Summit Furniture played host to the superyacht design community yesterday, as leading names from the design world gathered for The Superyacht Design Summit. This event was the first in a series of ‘Private Conversation’ events that will take place throughout the year. Leading this inaugural VIP event was head of design at Foster + Partners, David Nelson, who was discussing the subject of sustainability, talking the audience through the new – and now iconic – Bloomberg European Headquarters as an intelligent case study.
The superyacht market produces some of the most expensive and excessive products in the world, many of which feature eco-friendly elements as a token gesture. It is essential that we look at how to approach superyacht design in a more sustainable way. The pivotal question at The Superyacht Design Summit yesterday was: how do we change the market place in order to make sustainability a real possibility?
“Sustainability means so many things to different people,” began Nelson. “There is a lot of confusion around the subject, so I want to explain about sustainability in buildings in order to paint a clearer picture of how is interpreted from an architectural perspective.”
Bloomberg have a vast headquarters situated here in London, which they own and occupy, a rare phenomenon in London as most buildings are designed for a developer. “This was an opportunity to work with someone very closely,” says Nelson.
One of the many interesting components to the Bloomberg project was the lighting. Foster + Partners developed a grid pattern of LED lighting, which fills the entire celling. “LEDs produce heat, and a lot of the fittings that you have rudimentary heat exchanges, which shorten the life of the fitting. As a result, we developed a celling system which cools not only the space, but also the lights – so what we have is a water cooled light fitting.” This technology was developed specifically by the Foster + Partners team for the Bloomberg project.
Nelson explained that due to BREEAM agreement, which has been signed by the majority of developed countries around the globe, all new buildings have to become carbon neutral by the year 2025. This means that in the future every new building will have to be the equivalent of what the Bloomberg building is now.
"A loaf of bread is equivalent to one gallon of oil."
– David Nelson
The presentation also highlighted the lack of sustainability in each aspect of our daily lives. “Calculations have shown that a loaf of bread is equivalent to one gallon of oil,” said Nelson. “To harvest it, transport it, to process it, bake it in the oven, deliver it to the shop, sell it and deliver it home, all of the energy taken equals a gallon of oil.” This was an example of the importance of sustainable thinking in each stage of the design of a building, as well as its daily use. In the process, energy consumption isn’t necessarily something which is thoroughly considered every day, let alone the environmental impact of the build itself.

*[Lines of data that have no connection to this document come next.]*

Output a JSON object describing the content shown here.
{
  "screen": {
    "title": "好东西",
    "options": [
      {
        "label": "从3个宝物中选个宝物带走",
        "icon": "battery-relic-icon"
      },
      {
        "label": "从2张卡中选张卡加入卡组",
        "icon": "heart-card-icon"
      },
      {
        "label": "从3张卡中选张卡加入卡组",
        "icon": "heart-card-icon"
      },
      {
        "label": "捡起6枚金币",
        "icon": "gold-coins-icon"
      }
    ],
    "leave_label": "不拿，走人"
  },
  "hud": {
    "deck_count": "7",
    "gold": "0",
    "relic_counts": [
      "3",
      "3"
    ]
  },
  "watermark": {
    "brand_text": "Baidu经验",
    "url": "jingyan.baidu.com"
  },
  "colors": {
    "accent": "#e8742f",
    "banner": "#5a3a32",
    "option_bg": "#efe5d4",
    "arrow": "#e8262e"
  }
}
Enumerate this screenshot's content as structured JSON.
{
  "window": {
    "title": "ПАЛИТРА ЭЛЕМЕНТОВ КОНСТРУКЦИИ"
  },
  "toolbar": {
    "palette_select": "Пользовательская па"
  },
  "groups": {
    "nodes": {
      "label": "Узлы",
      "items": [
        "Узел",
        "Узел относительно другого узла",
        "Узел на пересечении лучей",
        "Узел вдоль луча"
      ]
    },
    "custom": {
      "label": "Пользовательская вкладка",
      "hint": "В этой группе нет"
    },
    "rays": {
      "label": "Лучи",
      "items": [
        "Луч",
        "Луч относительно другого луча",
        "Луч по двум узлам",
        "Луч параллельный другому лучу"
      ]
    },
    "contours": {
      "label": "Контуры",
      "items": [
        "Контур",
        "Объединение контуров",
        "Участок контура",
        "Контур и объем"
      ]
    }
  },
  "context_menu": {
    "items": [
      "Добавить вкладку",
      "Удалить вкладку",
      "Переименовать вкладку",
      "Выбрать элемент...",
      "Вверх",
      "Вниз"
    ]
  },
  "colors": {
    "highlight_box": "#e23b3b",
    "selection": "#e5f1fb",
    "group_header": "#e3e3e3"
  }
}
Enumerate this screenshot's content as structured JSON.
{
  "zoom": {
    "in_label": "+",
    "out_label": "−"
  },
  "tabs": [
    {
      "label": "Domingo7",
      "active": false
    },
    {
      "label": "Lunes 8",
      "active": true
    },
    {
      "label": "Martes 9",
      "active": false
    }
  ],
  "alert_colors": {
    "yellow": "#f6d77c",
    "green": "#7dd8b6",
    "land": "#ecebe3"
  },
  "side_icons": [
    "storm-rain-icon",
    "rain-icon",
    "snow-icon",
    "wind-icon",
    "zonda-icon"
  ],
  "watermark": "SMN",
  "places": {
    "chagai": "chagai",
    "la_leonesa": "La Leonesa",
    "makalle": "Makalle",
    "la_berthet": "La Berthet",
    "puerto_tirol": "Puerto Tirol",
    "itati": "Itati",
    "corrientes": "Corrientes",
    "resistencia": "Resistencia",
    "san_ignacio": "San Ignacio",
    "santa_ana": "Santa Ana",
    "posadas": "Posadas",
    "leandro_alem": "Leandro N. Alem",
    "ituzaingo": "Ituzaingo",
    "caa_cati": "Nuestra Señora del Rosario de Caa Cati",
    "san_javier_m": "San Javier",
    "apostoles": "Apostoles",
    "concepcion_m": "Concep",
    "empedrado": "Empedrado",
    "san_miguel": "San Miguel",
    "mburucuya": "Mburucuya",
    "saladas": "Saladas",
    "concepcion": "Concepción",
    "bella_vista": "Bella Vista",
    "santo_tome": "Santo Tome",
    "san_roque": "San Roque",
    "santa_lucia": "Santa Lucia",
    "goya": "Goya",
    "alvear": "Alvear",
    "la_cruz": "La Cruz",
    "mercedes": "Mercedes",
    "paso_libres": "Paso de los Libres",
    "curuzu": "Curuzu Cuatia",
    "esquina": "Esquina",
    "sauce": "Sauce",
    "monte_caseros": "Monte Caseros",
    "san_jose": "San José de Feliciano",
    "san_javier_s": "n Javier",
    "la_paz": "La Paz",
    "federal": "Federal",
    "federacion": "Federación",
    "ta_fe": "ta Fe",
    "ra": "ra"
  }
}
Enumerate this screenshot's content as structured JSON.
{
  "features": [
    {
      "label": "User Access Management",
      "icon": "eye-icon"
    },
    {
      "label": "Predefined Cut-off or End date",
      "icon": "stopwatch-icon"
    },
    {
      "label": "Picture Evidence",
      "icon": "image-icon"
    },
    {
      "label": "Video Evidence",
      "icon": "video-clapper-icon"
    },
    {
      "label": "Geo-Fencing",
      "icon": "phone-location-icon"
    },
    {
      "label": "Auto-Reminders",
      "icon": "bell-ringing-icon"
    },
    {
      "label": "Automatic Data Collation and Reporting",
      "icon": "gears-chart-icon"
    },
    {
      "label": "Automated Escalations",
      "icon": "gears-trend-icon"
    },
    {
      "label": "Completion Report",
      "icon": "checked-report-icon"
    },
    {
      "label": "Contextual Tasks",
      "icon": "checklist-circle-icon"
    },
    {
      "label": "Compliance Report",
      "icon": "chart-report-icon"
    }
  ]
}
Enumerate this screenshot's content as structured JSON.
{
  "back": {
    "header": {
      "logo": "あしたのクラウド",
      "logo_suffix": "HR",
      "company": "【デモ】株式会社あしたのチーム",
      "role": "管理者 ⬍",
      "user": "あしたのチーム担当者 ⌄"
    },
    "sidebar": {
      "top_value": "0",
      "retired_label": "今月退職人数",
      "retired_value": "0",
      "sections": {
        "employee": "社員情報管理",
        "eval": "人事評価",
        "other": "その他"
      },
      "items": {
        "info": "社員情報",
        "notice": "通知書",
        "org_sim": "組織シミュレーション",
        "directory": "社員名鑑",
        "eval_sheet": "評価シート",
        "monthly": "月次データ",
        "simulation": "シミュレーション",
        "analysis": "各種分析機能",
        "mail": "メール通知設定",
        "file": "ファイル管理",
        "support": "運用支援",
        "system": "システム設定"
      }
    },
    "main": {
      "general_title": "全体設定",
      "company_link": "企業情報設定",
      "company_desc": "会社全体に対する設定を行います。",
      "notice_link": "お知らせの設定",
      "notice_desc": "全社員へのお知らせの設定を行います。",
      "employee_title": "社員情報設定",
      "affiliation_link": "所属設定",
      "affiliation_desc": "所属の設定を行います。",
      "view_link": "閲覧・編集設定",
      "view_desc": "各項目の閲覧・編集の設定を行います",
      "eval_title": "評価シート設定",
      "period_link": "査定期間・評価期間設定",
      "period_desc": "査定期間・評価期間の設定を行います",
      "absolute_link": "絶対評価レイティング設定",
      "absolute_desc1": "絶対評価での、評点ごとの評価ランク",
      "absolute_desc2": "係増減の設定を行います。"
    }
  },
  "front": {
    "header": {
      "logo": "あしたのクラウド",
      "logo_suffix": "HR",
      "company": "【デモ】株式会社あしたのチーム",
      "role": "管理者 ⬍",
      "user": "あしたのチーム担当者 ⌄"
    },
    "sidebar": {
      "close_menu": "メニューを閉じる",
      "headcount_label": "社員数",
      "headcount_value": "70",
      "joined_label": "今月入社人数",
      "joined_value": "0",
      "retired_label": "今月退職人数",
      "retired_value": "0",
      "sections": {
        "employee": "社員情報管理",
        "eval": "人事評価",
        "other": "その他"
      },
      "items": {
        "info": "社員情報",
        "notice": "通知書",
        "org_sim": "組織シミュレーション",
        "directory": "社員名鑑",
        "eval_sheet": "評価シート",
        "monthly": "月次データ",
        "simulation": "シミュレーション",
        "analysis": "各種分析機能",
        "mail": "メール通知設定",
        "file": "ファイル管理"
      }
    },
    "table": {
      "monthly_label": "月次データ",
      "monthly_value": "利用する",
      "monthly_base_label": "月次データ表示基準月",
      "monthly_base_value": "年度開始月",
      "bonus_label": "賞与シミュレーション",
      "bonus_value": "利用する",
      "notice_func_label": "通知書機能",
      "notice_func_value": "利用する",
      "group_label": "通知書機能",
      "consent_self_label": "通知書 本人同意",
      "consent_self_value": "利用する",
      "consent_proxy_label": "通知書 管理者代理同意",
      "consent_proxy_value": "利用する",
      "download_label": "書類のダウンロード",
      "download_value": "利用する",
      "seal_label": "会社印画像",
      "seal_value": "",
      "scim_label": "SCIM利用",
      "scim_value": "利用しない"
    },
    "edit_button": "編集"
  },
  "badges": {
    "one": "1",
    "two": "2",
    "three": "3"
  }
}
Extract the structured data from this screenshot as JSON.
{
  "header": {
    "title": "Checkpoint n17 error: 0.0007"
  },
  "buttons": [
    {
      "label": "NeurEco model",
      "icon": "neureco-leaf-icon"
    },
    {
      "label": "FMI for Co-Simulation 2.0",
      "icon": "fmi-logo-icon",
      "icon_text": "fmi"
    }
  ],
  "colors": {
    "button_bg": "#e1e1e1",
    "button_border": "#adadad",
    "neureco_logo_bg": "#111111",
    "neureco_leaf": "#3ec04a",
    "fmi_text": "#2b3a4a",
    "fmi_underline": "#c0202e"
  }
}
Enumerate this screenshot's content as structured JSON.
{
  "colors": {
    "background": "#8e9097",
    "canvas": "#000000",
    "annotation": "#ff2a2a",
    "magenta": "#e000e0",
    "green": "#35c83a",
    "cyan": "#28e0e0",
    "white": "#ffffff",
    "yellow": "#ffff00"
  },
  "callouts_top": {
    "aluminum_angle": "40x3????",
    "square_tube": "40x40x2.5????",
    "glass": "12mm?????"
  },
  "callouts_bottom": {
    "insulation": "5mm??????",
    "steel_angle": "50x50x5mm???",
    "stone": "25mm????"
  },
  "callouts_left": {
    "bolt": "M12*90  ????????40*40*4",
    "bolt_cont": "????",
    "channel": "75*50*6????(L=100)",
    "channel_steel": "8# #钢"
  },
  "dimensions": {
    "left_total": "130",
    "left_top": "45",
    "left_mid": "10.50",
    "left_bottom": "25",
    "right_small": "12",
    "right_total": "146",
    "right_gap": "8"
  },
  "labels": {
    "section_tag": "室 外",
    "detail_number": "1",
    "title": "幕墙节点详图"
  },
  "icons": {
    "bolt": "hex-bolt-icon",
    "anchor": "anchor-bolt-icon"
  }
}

Another major factor is the balance between emissions and absorption, “We emit everything that we do from using energy and the greenery and trees absorb it,” explained Nelson. “Deforestation, combined with the increasing emissions, means that these two things are out of balance and they need to be back in balance. If we all, and everybody in the world lived an American lifestyle, you would need five planets to fuel our energy consumption.”
"If we all, and everybody in the world lived an American lifestyle, you would need five planets to fuel our energy consumption.”
- David Nelson
The many designers in the audience talked at length about the role of eco-friendly thinking within superyacht design. Inspired by the architectural practices showcased by Nelson, the attendees agreed that a ‘green’ attitude would be very beneficial to mitigate the environmental footprints of vessels. However, there was a general consensus that for the majority of clients, sustainability isn’t high up on the list of priorities.
At the event, it was announced that this year will see the return of Superyacht Design Week at Design Centre, Chelsea Harbour in a new two-day format under the new brand, The Superyacht Design Forum held on the 26 and 27 June 2018. This new format will deliver a fresh, innovative and inspiring mix of brainstorms, think tanks, workshops and social interaction.
More information on what was discussed during The Superyacht Design Summit to follow…
If you have enjoyed reading this article, you’ll love our upcoming event, The Superyacht Design Forum, taking place on 12 - 14 May 2020 at Design Centre, Chelsea Harbour. The Superyacht Design Forum provides anyone in the superyacht design world with a unique opportunity to explore new thinking and share smarter solutions for the future of superyachts. To find out more or to register, click here.